- **AIM OF THE TASK**
Reproduce the records below in full and exactly, without their images.

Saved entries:
_____

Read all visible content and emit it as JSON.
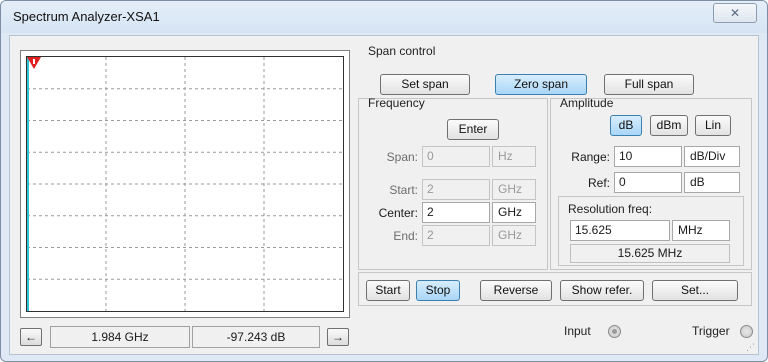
{
  "window": {
    "title": "Spectrum Analyzer-XSA1",
    "close_icon": "close-icon"
  },
  "readout": {
    "frequency": "1.984 GHz",
    "level": "-97.243 dB"
  },
  "span_control": {
    "label": "Span control",
    "set_span": "Set span",
    "zero_span": "Zero span",
    "full_span": "Full span",
    "selected": "Zero span"
  },
  "frequency": {
    "label": "Frequency",
    "enter": "Enter",
    "span": {
      "label": "Span:",
      "value": "0",
      "unit": "Hz"
    },
    "start": {
      "label": "Start:",
      "value": "2",
      "unit": "GHz"
    },
    "center": {
      "label": "Center:",
      "value": "2",
      "unit": "GHz"
    },
    "end": {
      "label": "End:",
      "value": "2",
      "unit": "GHz"
    }
  },
  "amplitude": {
    "label": "Amplitude",
    "db": "dB",
    "dbm": "dBm",
    "lin": "Lin",
    "selected": "dB",
    "range": {
      "label": "Range:",
      "value": "10",
      "unit": "dB/Div"
    },
    "ref": {
      "label": "Ref:",
      "value": "0",
      "unit": "dB"
    }
  },
  "resolution": {
    "label": "Resolution freq:",
    "value": "15.625",
    "unit": "MHz",
    "display": "15.625 MHz"
  },
  "controls": {
    "start": "Start",
    "stop": "Stop",
    "reverse": "Reverse",
    "show_refer": "Show refer.",
    "set": "Set..."
  },
  "io": {
    "input": "Input",
    "trigger": "Trigger"
  },
  "colors": {
    "trace": "#2fc4d6",
    "marker": "#e02020",
    "active_button": "#a9d6f7"
  }
}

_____

- **RESPONSE**
Read all visible content and emit it as JSON.
{
  "window": {
    "title": "Spectrum Analyzer-XSA1",
    "close_icon": "close-icon"
  },
  "readout": {
    "frequency": "1.984 GHz",
    "level": "-97.243 dB"
  },
  "span_control": {
    "label": "Span control",
    "set_span": "Set span",
    "zero_span": "Zero span",
    "full_span": "Full span",
    "selected": "Zero span"
  },
  "frequency": {
    "label": "Frequency",
    "enter": "Enter",
    "span": {
      "label": "Span:",
      "value": "0",
      "unit": "Hz"
    },
    "start": {
      "label": "Start:",
      "value": "2",
      "unit": "GHz"
    },
    "center": {
      "label": "Center:",
      "value": "2",
      "unit": "GHz"
    },
    "end": {
      "label": "End:",
      "value": "2",
      "unit": "GHz"
    }
  },
  "amplitude": {
    "label": "Amplitude",
    "db": "dB",
    "dbm": "dBm",
    "lin": "Lin",
    "selected": "dB",
    "range": {
      "label": "Range:",
      "value": "10",
      "unit": "dB/Div"
    },
    "ref": {
      "label": "Ref:",
      "value": "0",
      "unit": "dB"
    }
  },
  "resolution": {
    "label": "Resolution freq:",
    "value": "15.625",
    "unit": "MHz",
    "display": "15.625 MHz"
  },
  "controls": {
    "start": "Start",
    "stop": "Stop",
    "reverse": "Reverse",
    "show_refer": "Show refer.",
    "set": "Set..."
  },
  "io": {
    "input": "Input",
    "trigger": "Trigger"
  },
  "colors": {
    "trace": "#2fc4d6",
    "marker": "#e02020",
    "active_button": "#a9d6f7"
  }
}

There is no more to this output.